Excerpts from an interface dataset
──────

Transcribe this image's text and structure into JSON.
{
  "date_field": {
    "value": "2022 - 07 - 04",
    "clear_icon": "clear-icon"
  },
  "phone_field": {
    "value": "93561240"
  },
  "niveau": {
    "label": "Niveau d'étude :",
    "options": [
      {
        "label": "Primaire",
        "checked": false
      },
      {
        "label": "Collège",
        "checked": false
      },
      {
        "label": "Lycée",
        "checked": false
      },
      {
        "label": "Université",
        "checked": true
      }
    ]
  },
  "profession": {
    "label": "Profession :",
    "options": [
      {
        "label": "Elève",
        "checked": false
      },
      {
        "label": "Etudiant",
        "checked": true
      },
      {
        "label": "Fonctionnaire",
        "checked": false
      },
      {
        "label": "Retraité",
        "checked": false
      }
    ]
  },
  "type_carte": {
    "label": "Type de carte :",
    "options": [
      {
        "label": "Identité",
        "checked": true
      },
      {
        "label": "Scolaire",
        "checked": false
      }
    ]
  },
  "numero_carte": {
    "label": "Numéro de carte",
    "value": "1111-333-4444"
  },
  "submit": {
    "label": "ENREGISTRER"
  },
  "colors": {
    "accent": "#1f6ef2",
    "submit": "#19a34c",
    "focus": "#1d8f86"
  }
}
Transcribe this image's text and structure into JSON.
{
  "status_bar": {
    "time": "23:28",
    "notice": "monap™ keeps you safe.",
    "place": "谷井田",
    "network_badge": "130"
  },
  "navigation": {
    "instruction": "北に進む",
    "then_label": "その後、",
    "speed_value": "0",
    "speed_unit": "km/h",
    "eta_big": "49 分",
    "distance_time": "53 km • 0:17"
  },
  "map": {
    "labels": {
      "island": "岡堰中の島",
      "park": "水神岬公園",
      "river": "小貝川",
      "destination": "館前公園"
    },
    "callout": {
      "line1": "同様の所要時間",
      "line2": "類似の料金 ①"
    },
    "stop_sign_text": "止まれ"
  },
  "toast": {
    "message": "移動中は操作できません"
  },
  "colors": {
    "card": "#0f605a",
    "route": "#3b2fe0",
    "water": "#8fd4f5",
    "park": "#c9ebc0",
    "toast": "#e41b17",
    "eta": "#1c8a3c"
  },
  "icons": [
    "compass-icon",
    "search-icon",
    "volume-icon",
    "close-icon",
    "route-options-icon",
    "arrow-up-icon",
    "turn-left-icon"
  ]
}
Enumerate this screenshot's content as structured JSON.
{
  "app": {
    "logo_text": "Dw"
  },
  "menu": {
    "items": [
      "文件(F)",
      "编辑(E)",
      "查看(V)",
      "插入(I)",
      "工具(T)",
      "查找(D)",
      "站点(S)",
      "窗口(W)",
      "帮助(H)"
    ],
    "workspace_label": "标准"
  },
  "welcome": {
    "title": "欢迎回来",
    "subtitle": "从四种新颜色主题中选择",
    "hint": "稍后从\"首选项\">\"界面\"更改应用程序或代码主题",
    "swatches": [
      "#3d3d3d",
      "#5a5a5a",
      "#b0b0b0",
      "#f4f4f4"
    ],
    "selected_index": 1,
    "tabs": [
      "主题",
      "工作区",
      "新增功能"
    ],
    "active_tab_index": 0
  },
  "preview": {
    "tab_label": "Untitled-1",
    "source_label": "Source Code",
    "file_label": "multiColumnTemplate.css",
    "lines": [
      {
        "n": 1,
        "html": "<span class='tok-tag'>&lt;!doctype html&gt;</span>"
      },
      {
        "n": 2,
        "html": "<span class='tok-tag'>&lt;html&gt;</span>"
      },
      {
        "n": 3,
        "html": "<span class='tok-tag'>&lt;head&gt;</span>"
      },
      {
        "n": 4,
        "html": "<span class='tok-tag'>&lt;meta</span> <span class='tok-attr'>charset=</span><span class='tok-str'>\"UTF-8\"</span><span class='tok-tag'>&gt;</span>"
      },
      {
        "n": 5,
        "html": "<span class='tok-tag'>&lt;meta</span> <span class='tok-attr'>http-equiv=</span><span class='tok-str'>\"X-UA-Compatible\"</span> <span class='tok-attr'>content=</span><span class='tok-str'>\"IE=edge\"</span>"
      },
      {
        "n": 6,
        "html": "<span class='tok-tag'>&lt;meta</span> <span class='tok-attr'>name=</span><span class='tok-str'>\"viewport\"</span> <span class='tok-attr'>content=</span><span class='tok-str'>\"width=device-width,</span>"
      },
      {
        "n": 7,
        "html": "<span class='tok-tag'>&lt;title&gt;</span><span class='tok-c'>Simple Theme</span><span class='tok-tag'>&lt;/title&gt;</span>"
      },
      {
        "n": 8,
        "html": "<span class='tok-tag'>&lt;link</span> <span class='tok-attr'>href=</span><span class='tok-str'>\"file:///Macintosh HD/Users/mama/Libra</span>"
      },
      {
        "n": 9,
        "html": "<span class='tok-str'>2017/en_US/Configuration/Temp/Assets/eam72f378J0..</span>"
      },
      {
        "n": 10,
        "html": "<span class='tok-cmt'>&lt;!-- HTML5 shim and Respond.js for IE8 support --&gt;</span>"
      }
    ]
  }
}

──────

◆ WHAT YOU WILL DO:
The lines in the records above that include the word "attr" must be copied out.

◆ EXERCISE OUTPUT:
        "html": "<span class='tok-tag'>&lt;meta</span> <span class='tok-attr'>charset=</span><span class='tok-str'>\"UTF-8\"</span><span class='tok-tag'>&gt;</span>"
        "html": "<span class='tok-tag'>&lt;meta</span> <span class='tok-attr'>http-equiv=</span><span class='tok-str'>\"X-UA-Compatible\"</span> <span class='tok-attr'>content=</span><span class='tok-str'>\"IE=edge\"</span>"
        "html": "<span class='tok-tag'>&lt;meta</span> <span class='tok-attr'>name=</span><span class='tok-str'>\"viewport\"</span> <span class='tok-attr'>content=</span><span class='tok-str'>\"width=device-width,</span>"
        "html": "<span class='tok-tag'>&lt;link</span> <span class='tok-attr'>href=</span><span class='tok-str'>\"file:///Macintosh HD/Users/mama/Libra</span>"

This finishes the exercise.